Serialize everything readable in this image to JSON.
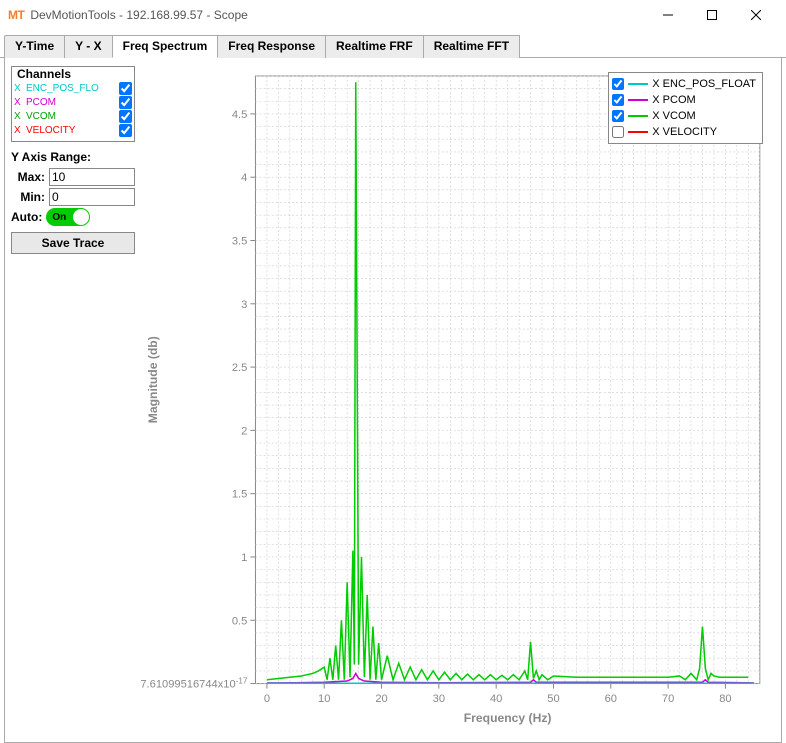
{
  "window": {
    "app_icon": "MT",
    "title": "DevMotionTools - 192.168.99.57 - Scope"
  },
  "tabs": {
    "items": [
      "Y-Time",
      "Y - X",
      "Freq Spectrum",
      "Freq Response",
      "Realtime FRF",
      "Realtime FFT"
    ],
    "active_index": 2
  },
  "sidebar": {
    "channels_title": "Channels",
    "channels": [
      {
        "color": "#00c8c8",
        "label": "ENC_POS_FLO",
        "checked": true
      },
      {
        "color": "#d000d0",
        "label": "PCOM",
        "checked": true
      },
      {
        "color": "#00a000",
        "label": "VCOM",
        "checked": true
      },
      {
        "color": "#ff0000",
        "label": "VELOCITY",
        "checked": true
      }
    ],
    "range_title": "Y Axis Range:",
    "max_label": "Max:",
    "max_value": "10",
    "min_label": "Min:",
    "min_value": "0",
    "auto_label": "Auto:",
    "auto_state": "On",
    "save_label": "Save Trace"
  },
  "legend": {
    "items": [
      {
        "color": "#00c8c8",
        "label": "X ENC_POS_FLOAT",
        "checked": true
      },
      {
        "color": "#d000d0",
        "label": "X PCOM",
        "checked": true
      },
      {
        "color": "#00cc00",
        "label": "X VCOM",
        "checked": true
      },
      {
        "color": "#ff0000",
        "label": "X VELOCITY",
        "checked": false
      }
    ]
  },
  "chart_data": {
    "type": "line",
    "xlabel": "Frequency (Hz)",
    "ylabel": "Magnitude (db)",
    "xticks": [
      0,
      10,
      20,
      30,
      40,
      50,
      60,
      70,
      80
    ],
    "yticks_major": [
      0,
      0.5,
      1,
      1.5,
      2,
      2.5,
      3,
      3.5,
      4,
      4.5
    ],
    "ymin_label": "7.61099516744x10",
    "ymin_exp": "-17",
    "ylim": [
      0,
      4.8
    ],
    "xlim": [
      -2,
      86
    ],
    "series": [
      {
        "name": "X VCOM",
        "color": "#00cc00",
        "x": [
          0,
          1,
          2,
          3,
          4,
          5,
          6,
          7,
          8,
          9,
          10,
          10.5,
          11,
          11.5,
          12,
          12.5,
          13,
          13.5,
          14,
          14.5,
          15,
          15.25,
          15.5,
          16,
          16.5,
          17,
          17.5,
          18,
          18.5,
          19,
          19.5,
          20,
          21,
          22,
          23,
          24,
          25,
          26,
          27,
          28,
          29,
          30,
          31,
          32,
          33,
          34,
          35,
          36,
          37,
          38,
          39,
          40,
          41,
          42,
          43,
          44,
          45,
          45.5,
          46,
          46.5,
          47,
          47.5,
          48,
          49,
          50,
          52,
          54,
          56,
          58,
          60,
          62,
          64,
          66,
          68,
          70,
          72,
          73,
          74,
          75,
          75.5,
          76,
          76.5,
          77,
          77.5,
          78,
          79,
          80,
          81,
          82,
          83,
          84,
          85
        ],
        "values": [
          0.03,
          0.035,
          0.04,
          0.045,
          0.05,
          0.055,
          0.06,
          0.07,
          0.08,
          0.1,
          0.13,
          0.03,
          0.2,
          0.03,
          0.3,
          0.03,
          0.5,
          0.03,
          0.8,
          0.05,
          1.05,
          0.15,
          4.75,
          0.15,
          1.0,
          0.05,
          0.7,
          0.03,
          0.45,
          0.03,
          0.32,
          0.03,
          0.22,
          0.03,
          0.16,
          0.03,
          0.13,
          0.03,
          0.11,
          0.03,
          0.1,
          0.03,
          0.09,
          0.03,
          0.08,
          0.03,
          0.075,
          0.03,
          0.07,
          0.03,
          0.07,
          0.03,
          0.065,
          0.03,
          0.07,
          0.03,
          0.1,
          0.03,
          0.33,
          0.04,
          0.1,
          0.03,
          0.07,
          0.03,
          0.06,
          0.055,
          0.05,
          0.05,
          0.05,
          0.05,
          0.05,
          0.05,
          0.05,
          0.05,
          0.05,
          0.06,
          0.03,
          0.08,
          0.03,
          0.12,
          0.45,
          0.12,
          0.03,
          0.08,
          0.06,
          0.05,
          0.05,
          0.05,
          0.05,
          0.05,
          0.05
        ]
      },
      {
        "name": "X PCOM",
        "color": "#d000d0",
        "x": [
          0,
          5,
          10,
          14,
          15,
          15.5,
          16,
          17,
          20,
          30,
          46,
          46.5,
          47,
          76,
          76.5,
          77,
          85
        ],
        "values": [
          0.005,
          0.006,
          0.01,
          0.02,
          0.04,
          0.08,
          0.04,
          0.02,
          0.01,
          0.006,
          0.01,
          0.03,
          0.01,
          0.01,
          0.03,
          0.01,
          0.005
        ]
      },
      {
        "name": "X ENC_POS_FLOAT",
        "color": "#00c8c8",
        "x": [
          0,
          85
        ],
        "values": [
          0.002,
          0.002
        ]
      }
    ]
  }
}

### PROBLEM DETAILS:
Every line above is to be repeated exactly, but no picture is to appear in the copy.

### OUTPUT BELOW:
Serialize everything readable in this image to JSON.
{
  "window": {
    "app_icon": "MT",
    "title": "DevMotionTools - 192.168.99.57 - Scope"
  },
  "tabs": {
    "items": [
      "Y-Time",
      "Y - X",
      "Freq Spectrum",
      "Freq Response",
      "Realtime FRF",
      "Realtime FFT"
    ],
    "active_index": 2
  },
  "sidebar": {
    "channels_title": "Channels",
    "channels": [
      {
        "color": "#00c8c8",
        "label": "ENC_POS_FLO",
        "checked": true
      },
      {
        "color": "#d000d0",
        "label": "PCOM",
        "checked": true
      },
      {
        "color": "#00a000",
        "label": "VCOM",
        "checked": true
      },
      {
        "color": "#ff0000",
        "label": "VELOCITY",
        "checked": true
      }
    ],
    "range_title": "Y Axis Range:",
    "max_label": "Max:",
    "max_value": "10",
    "min_label": "Min:",
    "min_value": "0",
    "auto_label": "Auto:",
    "auto_state": "On",
    "save_label": "Save Trace"
  },
  "legend": {
    "items": [
      {
        "color": "#00c8c8",
        "label": "X ENC_POS_FLOAT",
        "checked": true
      },
      {
        "color": "#d000d0",
        "label": "X PCOM",
        "checked": true
      },
      {
        "color": "#00cc00",
        "label": "X VCOM",
        "checked": true
      },
      {
        "color": "#ff0000",
        "label": "X VELOCITY",
        "checked": false
      }
    ]
  },
  "chart_data": {
    "type": "line",
    "xlabel": "Frequency (Hz)",
    "ylabel": "Magnitude (db)",
    "xticks": [
      0,
      10,
      20,
      30,
      40,
      50,
      60,
      70,
      80
    ],
    "yticks_major": [
      0,
      0.5,
      1,
      1.5,
      2,
      2.5,
      3,
      3.5,
      4,
      4.5
    ],
    "ymin_label": "7.61099516744x10",
    "ymin_exp": "-17",
    "ylim": [
      0,
      4.8
    ],
    "xlim": [
      -2,
      86
    ],
    "series": [
      {
        "name": "X VCOM",
        "color": "#00cc00",
        "x": [
          0,
          1,
          2,
          3,
          4,
          5,
          6,
          7,
          8,
          9,
          10,
          10.5,
          11,
          11.5,
          12,
          12.5,
          13,
          13.5,
          14,
          14.5,
          15,
          15.25,
          15.5,
          16,
          16.5,
          17,
          17.5,
          18,
          18.5,
          19,
          19.5,
          20,
          21,
          22,
          23,
          24,
          25,
          26,
          27,
          28,
          29,
          30,
          31,
          32,
          33,
          34,
          35,
          36,
          37,
          38,
          39,
          40,
          41,
          42,
          43,
          44,
          45,
          45.5,
          46,
          46.5,
          47,
          47.5,
          48,
          49,
          50,
          52,
          54,
          56,
          58,
          60,
          62,
          64,
          66,
          68,
          70,
          72,
          73,
          74,
          75,
          75.5,
          76,
          76.5,
          77,
          77.5,
          78,
          79,
          80,
          81,
          82,
          83,
          84,
          85
        ],
        "values": [
          0.03,
          0.035,
          0.04,
          0.045,
          0.05,
          0.055,
          0.06,
          0.07,
          0.08,
          0.1,
          0.13,
          0.03,
          0.2,
          0.03,
          0.3,
          0.03,
          0.5,
          0.03,
          0.8,
          0.05,
          1.05,
          0.15,
          4.75,
          0.15,
          1.0,
          0.05,
          0.7,
          0.03,
          0.45,
          0.03,
          0.32,
          0.03,
          0.22,
          0.03,
          0.16,
          0.03,
          0.13,
          0.03,
          0.11,
          0.03,
          0.1,
          0.03,
          0.09,
          0.03,
          0.08,
          0.03,
          0.075,
          0.03,
          0.07,
          0.03,
          0.07,
          0.03,
          0.065,
          0.03,
          0.07,
          0.03,
          0.1,
          0.03,
          0.33,
          0.04,
          0.1,
          0.03,
          0.07,
          0.03,
          0.06,
          0.055,
          0.05,
          0.05,
          0.05,
          0.05,
          0.05,
          0.05,
          0.05,
          0.05,
          0.05,
          0.06,
          0.03,
          0.08,
          0.03,
          0.12,
          0.45,
          0.12,
          0.03,
          0.08,
          0.06,
          0.05,
          0.05,
          0.05,
          0.05,
          0.05,
          0.05
        ]
      },
      {
        "name": "X PCOM",
        "color": "#d000d0",
        "x": [
          0,
          5,
          10,
          14,
          15,
          15.5,
          16,
          17,
          20,
          30,
          46,
          46.5,
          47,
          76,
          76.5,
          77,
          85
        ],
        "values": [
          0.005,
          0.006,
          0.01,
          0.02,
          0.04,
          0.08,
          0.04,
          0.02,
          0.01,
          0.006,
          0.01,
          0.03,
          0.01,
          0.01,
          0.03,
          0.01,
          0.005
        ]
      },
      {
        "name": "X ENC_POS_FLOAT",
        "color": "#00c8c8",
        "x": [
          0,
          85
        ],
        "values": [
          0.002,
          0.002
        ]
      }
    ]
  }
}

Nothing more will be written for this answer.